Mark Zuckerberg on Wednesday held a wide-ranging discussion with a group of conservative commentators who said afterward the Facebook CEO acknowledged the giant social network has a problem reaching conservatives.The meeting at Facebook's Menlo Park, California, headquarters came about after a report accused the company of harboring a bias against conservative views.S.E.
"Facebook wants to restore the "trust" of conservativesCupp said Zuckerberg, Chief Operating Officer Sheryl Sandberg, Vice President Joel Kaplan and board member Peter Thiel mostly listened to the 17 conservatives who attended.While the Facebook executives did not comment further on an internal investigation into allegations of political manipulation, they explained how difficult it would be for Facebook employees to inject bias into what stories make it into the "trending topics" section of the site or on individual users' news feeds, Cupp said.The Facebook team also said any such tampering would be "philosophically against both the mission of the company and Mark's personal mission," Cupp said.

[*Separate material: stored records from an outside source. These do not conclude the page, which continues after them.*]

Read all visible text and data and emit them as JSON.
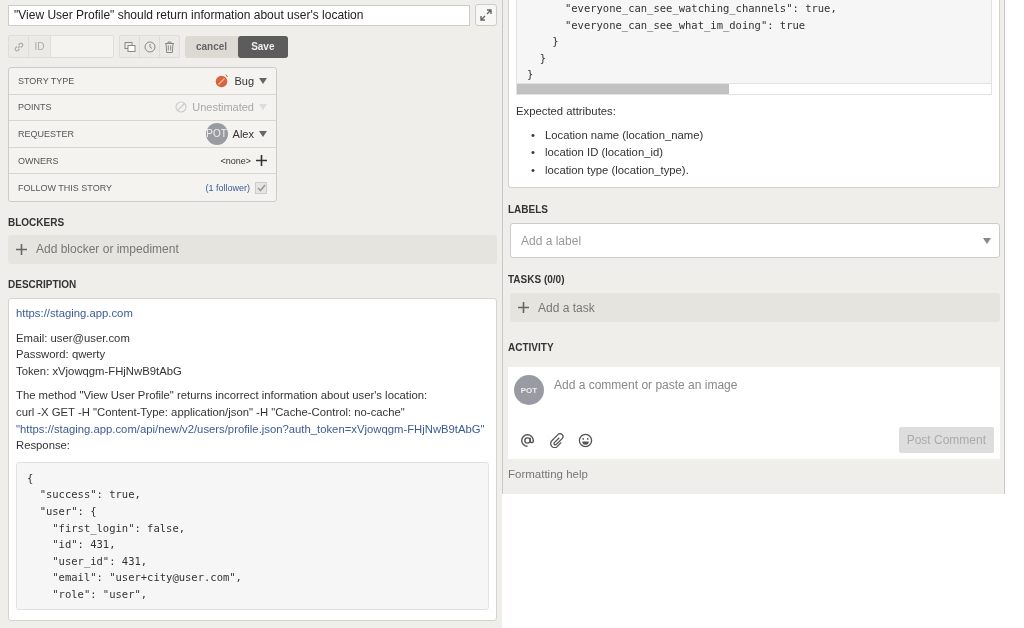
{
  "story": {
    "title": "\"View User Profile\" should return information about user's location",
    "id_label": "ID",
    "cancel": "cancel",
    "save": "Save"
  },
  "fields": [
    {
      "kind": "type",
      "label": "STORY TYPE",
      "value": "Bug"
    },
    {
      "kind": "points",
      "label": "POINTS",
      "value": "Unestimated",
      "disabled": true
    },
    {
      "kind": "person",
      "label": "REQUESTER",
      "avatar": "POT",
      "value": "Alex"
    },
    {
      "kind": "owners",
      "label": "OWNERS",
      "value": "<none>"
    },
    {
      "kind": "follow",
      "label": "FOLLOW THIS STORY",
      "value": "(1 follower)",
      "checked": true
    }
  ],
  "blockers": {
    "heading": "BLOCKERS",
    "add": "Add blocker or impediment"
  },
  "description": {
    "heading": "DESCRIPTION",
    "blocks": [
      {
        "kind": "lines",
        "lines": [
          {
            "text": "https://staging.app.com",
            "link": true
          }
        ]
      },
      {
        "kind": "lines",
        "lines": [
          {
            "text": "Email: user@user.com",
            "link": false
          },
          {
            "text": "Password: qwerty",
            "link": false
          },
          {
            "text": "Token: xVjowqgm-FHjNwB9tAbG",
            "link": false
          }
        ]
      },
      {
        "kind": "lines",
        "lines": [
          {
            "text": "The method \"View User Profile\" returns incorrect information about user's location:",
            "link": false
          },
          {
            "text": "curl -X GET -H \"Content-Type: application/json\" -H \"Cache-Control: no-cache\"",
            "link": false
          },
          {
            "text": "\"https://staging.app.com/api/new/v2/users/profile.json?auth_token=xVjowqgm-FHjNwB9tAbG\"",
            "link": true
          },
          {
            "text": "Response:",
            "link": false
          }
        ]
      },
      {
        "kind": "code",
        "lines": [
          "{",
          "  \"success\": true,",
          "  \"user\": {",
          "    \"first_login\": false,",
          "    \"id\": 431,",
          "    \"user_id\": 431,",
          "    \"email\": \"user+city@user.com\",",
          "    \"role\": \"user\","
        ]
      }
    ]
  },
  "side_description": {
    "code_lines": [
      "      \"everyone_can_see_watching_channels\": true,",
      "      \"everyone_can_see_what_im_doing\": true",
      "    }",
      "  }",
      "}"
    ],
    "text": "Expected attributes:",
    "bullets": [
      {
        "marker": "•",
        "text": "Location name (location_name)"
      },
      {
        "marker": "•",
        "text": "location ID (location_id)"
      },
      {
        "marker": "•",
        "text": "location type (location_type)."
      }
    ]
  },
  "labels": {
    "heading": "LABELS",
    "placeholder": "Add a label"
  },
  "tasks": {
    "heading": "TASKS (0/0)",
    "add": "Add a task"
  },
  "activity": {
    "heading": "ACTIVITY",
    "avatar": "POT",
    "placeholder": "Add a comment or paste an image",
    "post": "Post Comment",
    "post_disabled": true,
    "help": "Formatting help"
  }
}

"Rob Bluey, editor in chief of the website The Daily Signal, made similar comments to Fox News' Greta Van Susteren shortly after the meeting ended.
"In a Facebook post afterward, Zuckerberg did not directly respond to allegations that Facebook employees suppressed conservative stories on its "trending topics" feature.
""I wanted to hear their concerns personally and have an open conversation about how we can build trust.
On mobile devices, users can tap on the search bar to see the top trends, but they can't see separate categories.Topics that appear as trending can have a self-fulfilling effect, as more Facebook readers see and share the items, and other news organizations decide to write their own stories.